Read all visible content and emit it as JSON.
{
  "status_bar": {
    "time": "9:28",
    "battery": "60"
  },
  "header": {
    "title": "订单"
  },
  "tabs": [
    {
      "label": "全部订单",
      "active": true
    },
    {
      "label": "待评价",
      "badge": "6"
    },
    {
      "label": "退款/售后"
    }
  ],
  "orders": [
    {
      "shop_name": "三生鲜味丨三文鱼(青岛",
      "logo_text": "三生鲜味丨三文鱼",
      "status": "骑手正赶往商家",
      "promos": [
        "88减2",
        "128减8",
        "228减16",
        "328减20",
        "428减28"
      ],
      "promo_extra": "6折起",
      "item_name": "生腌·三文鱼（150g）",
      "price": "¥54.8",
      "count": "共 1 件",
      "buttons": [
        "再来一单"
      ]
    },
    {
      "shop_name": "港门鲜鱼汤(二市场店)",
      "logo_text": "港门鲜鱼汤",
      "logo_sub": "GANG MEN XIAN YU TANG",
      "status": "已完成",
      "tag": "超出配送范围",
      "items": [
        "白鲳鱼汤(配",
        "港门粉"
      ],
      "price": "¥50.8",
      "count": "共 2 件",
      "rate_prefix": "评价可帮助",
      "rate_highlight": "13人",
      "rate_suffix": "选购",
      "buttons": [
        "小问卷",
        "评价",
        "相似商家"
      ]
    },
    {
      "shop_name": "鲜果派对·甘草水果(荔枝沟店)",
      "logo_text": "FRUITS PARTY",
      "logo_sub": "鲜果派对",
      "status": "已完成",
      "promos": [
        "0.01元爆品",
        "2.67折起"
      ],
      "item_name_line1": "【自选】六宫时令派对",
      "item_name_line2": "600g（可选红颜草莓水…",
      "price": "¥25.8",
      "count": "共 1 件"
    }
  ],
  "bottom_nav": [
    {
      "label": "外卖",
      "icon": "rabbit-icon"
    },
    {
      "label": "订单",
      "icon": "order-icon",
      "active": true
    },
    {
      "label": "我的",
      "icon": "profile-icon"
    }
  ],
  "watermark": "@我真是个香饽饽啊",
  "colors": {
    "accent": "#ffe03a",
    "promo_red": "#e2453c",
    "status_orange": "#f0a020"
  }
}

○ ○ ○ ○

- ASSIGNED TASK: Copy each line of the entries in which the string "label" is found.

- TASK ANSWER:
      "label": "全部订单",
      "label": "待评价",
      "label": "退款/售后"
      "label": "外卖",
      "label": "订单",
      "label": "我的",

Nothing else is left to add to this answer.